▽
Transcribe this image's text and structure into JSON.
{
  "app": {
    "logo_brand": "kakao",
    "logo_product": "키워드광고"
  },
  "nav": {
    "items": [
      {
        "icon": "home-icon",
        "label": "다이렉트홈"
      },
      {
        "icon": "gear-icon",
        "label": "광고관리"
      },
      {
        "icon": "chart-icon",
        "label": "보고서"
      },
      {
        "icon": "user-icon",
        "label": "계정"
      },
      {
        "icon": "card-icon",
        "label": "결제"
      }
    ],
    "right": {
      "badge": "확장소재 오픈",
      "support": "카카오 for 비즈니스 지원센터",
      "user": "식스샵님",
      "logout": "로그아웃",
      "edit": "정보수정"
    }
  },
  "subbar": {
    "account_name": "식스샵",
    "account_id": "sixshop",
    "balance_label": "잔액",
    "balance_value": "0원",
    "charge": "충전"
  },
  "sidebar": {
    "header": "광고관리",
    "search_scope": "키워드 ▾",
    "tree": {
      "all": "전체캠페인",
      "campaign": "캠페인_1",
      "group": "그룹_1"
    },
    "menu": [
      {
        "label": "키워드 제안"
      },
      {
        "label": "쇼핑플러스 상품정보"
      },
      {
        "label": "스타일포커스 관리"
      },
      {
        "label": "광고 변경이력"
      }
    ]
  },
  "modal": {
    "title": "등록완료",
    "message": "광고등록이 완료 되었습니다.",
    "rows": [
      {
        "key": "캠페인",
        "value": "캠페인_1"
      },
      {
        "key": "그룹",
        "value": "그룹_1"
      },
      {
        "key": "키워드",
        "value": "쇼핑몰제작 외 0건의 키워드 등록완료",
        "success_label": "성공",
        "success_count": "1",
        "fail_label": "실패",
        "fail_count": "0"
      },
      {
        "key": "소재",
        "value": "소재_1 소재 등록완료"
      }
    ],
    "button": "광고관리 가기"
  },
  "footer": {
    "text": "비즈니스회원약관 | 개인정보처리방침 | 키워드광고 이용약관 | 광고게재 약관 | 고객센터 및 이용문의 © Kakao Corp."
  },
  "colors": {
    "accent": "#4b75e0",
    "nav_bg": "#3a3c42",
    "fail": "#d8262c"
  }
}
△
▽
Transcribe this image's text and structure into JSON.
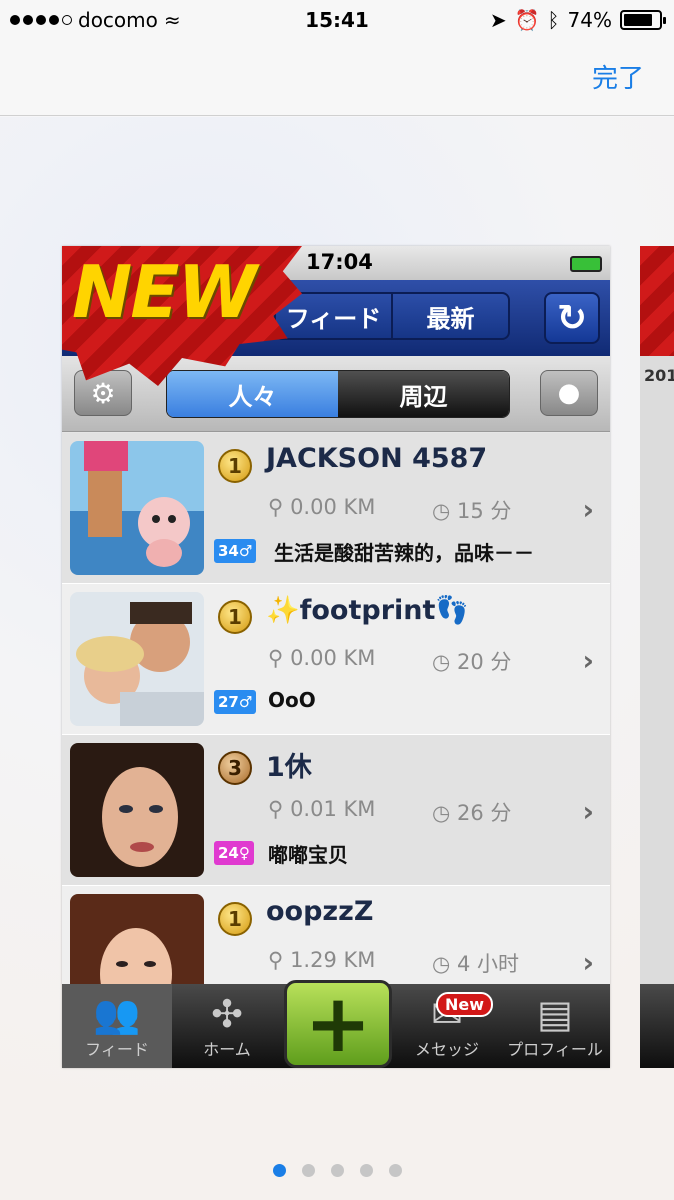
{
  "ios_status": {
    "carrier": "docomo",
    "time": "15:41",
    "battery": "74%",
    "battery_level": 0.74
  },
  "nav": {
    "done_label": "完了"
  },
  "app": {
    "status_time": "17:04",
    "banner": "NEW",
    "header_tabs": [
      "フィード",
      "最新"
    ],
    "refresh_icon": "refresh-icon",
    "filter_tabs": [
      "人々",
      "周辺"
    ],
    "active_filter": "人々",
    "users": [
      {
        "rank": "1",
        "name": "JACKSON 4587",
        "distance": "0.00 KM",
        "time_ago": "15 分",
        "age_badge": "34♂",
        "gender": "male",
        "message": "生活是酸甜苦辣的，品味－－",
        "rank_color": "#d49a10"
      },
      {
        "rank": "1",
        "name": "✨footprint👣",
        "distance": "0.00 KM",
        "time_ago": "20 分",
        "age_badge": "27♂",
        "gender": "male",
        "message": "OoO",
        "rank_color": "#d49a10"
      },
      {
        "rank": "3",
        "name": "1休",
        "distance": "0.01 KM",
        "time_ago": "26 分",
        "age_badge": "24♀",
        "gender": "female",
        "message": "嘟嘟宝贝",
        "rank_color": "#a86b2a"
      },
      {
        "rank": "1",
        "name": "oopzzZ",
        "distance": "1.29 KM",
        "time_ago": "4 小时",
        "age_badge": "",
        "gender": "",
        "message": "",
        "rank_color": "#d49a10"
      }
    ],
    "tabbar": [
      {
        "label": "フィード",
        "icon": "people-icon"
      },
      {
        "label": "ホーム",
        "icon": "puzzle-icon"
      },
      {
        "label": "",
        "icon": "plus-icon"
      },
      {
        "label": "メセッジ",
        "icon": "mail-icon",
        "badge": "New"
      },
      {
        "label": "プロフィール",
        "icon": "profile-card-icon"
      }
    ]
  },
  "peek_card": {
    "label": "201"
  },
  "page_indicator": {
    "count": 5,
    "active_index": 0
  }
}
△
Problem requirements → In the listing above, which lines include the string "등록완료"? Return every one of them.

Solution to the problem →
    "title": "등록완료",
        "value": "쇼핑몰제작 외 0건의 키워드 등록완료",
        "value": "소재_1 소재 등록완료"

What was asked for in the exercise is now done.